* _What needs to be done_
Tell how many lines of the data below have the string "kind" in them. Say nothing more.

*** Opening Given records ***

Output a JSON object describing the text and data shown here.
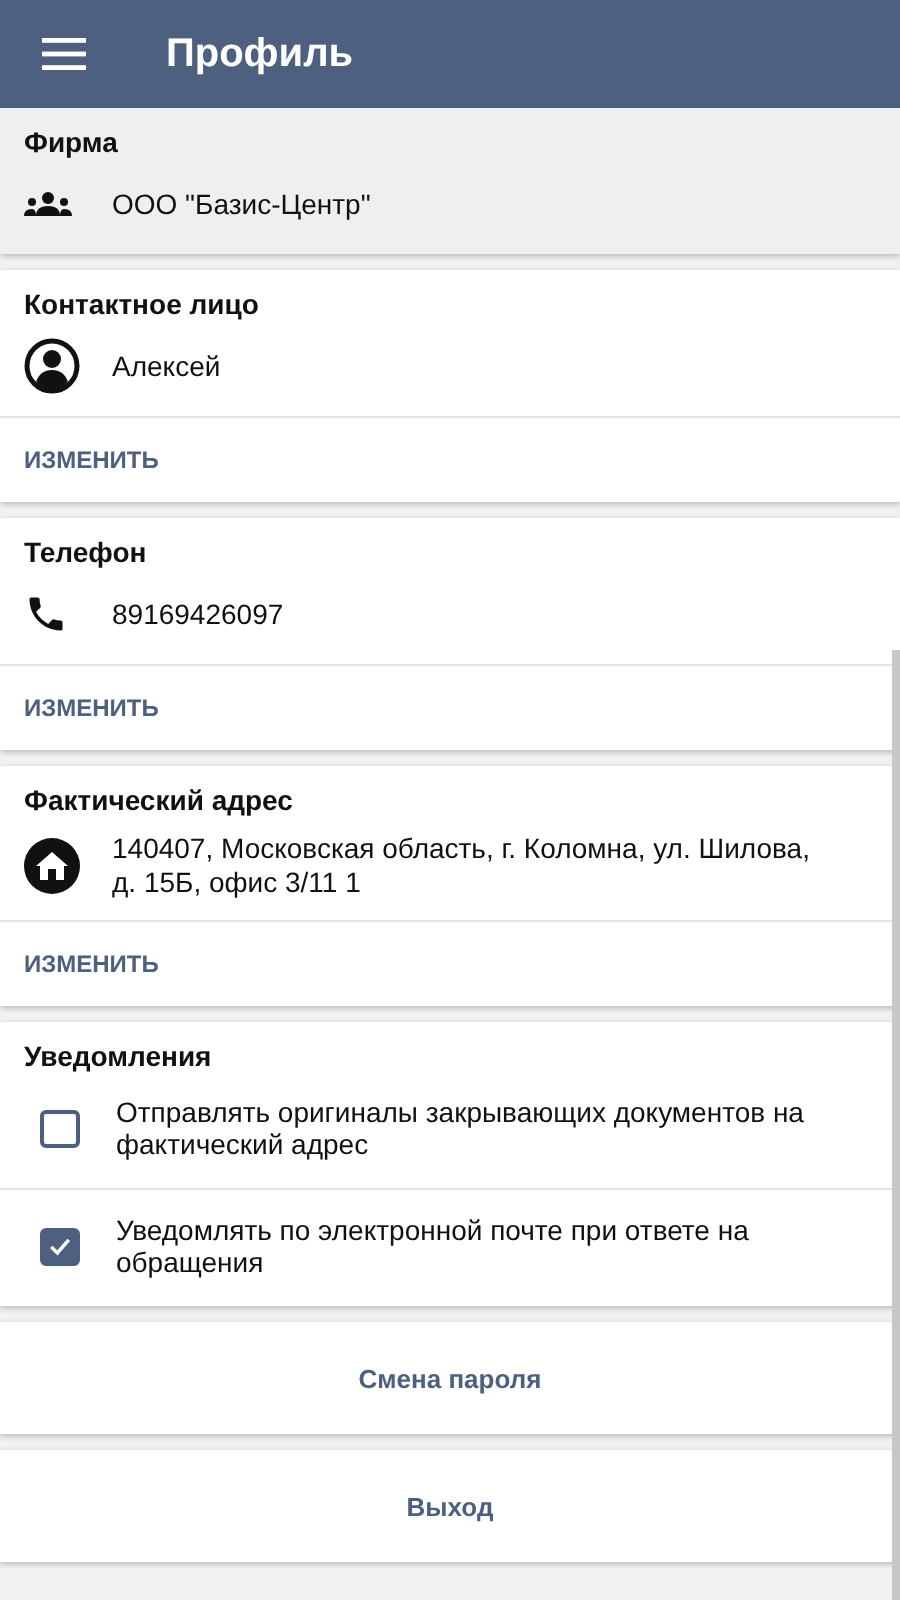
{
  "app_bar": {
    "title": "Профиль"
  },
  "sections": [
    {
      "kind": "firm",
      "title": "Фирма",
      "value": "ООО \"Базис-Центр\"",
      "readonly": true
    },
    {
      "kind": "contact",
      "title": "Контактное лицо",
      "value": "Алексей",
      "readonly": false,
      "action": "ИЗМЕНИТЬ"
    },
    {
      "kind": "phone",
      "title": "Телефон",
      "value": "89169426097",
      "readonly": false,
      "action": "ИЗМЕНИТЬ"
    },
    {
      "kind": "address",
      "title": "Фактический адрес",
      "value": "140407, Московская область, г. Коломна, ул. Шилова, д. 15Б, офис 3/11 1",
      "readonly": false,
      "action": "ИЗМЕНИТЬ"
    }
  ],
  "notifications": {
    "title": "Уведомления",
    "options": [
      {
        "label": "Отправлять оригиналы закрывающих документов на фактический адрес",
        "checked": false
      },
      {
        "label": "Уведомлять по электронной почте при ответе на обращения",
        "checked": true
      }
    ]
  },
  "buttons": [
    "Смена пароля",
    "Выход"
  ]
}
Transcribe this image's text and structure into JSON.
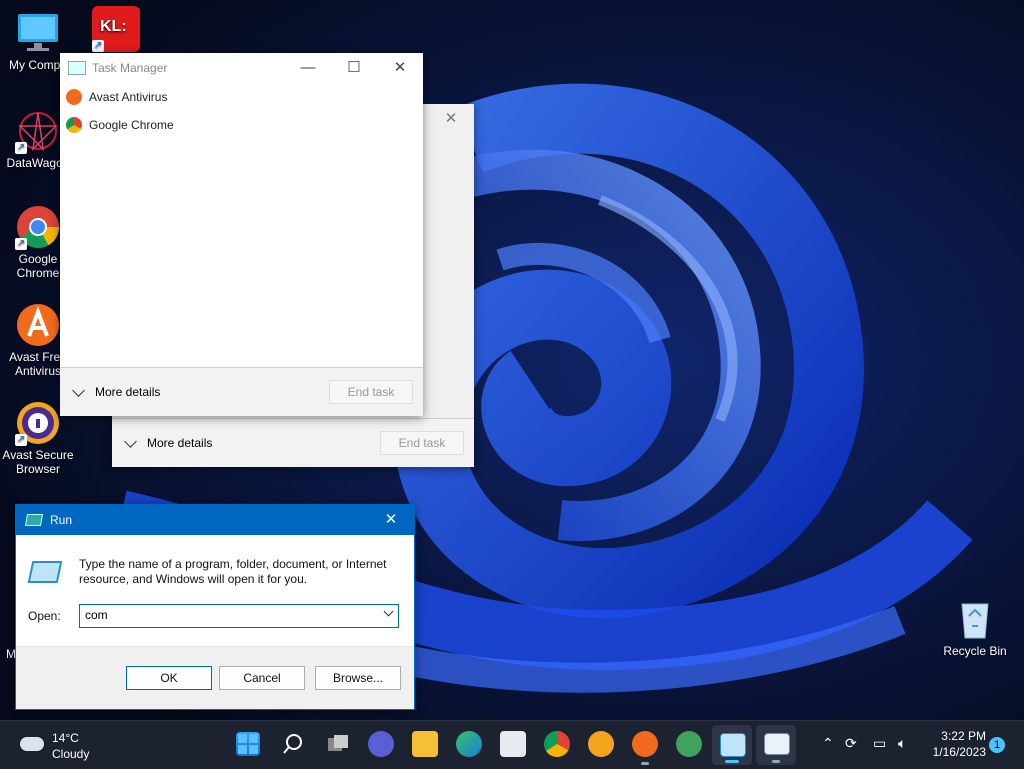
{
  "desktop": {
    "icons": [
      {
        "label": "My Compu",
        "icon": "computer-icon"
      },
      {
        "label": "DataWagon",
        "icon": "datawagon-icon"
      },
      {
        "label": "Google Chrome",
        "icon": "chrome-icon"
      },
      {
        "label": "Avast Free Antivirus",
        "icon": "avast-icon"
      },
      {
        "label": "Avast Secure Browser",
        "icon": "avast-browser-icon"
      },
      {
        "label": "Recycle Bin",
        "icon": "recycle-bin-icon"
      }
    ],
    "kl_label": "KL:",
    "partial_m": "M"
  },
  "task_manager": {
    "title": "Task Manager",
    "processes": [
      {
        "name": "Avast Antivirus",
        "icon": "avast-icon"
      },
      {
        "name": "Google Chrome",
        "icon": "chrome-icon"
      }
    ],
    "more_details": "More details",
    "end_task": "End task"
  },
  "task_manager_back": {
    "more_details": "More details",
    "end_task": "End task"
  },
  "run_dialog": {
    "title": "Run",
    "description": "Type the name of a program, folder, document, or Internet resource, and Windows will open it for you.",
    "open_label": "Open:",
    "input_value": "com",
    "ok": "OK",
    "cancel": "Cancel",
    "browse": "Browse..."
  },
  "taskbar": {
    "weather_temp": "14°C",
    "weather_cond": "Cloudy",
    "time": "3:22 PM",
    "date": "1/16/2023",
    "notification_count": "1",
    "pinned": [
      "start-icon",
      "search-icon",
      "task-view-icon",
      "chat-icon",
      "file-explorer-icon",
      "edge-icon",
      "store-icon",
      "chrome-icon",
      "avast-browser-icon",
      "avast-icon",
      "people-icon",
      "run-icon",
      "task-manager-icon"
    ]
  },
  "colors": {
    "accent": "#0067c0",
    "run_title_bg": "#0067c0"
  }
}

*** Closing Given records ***

* _Written answer_
4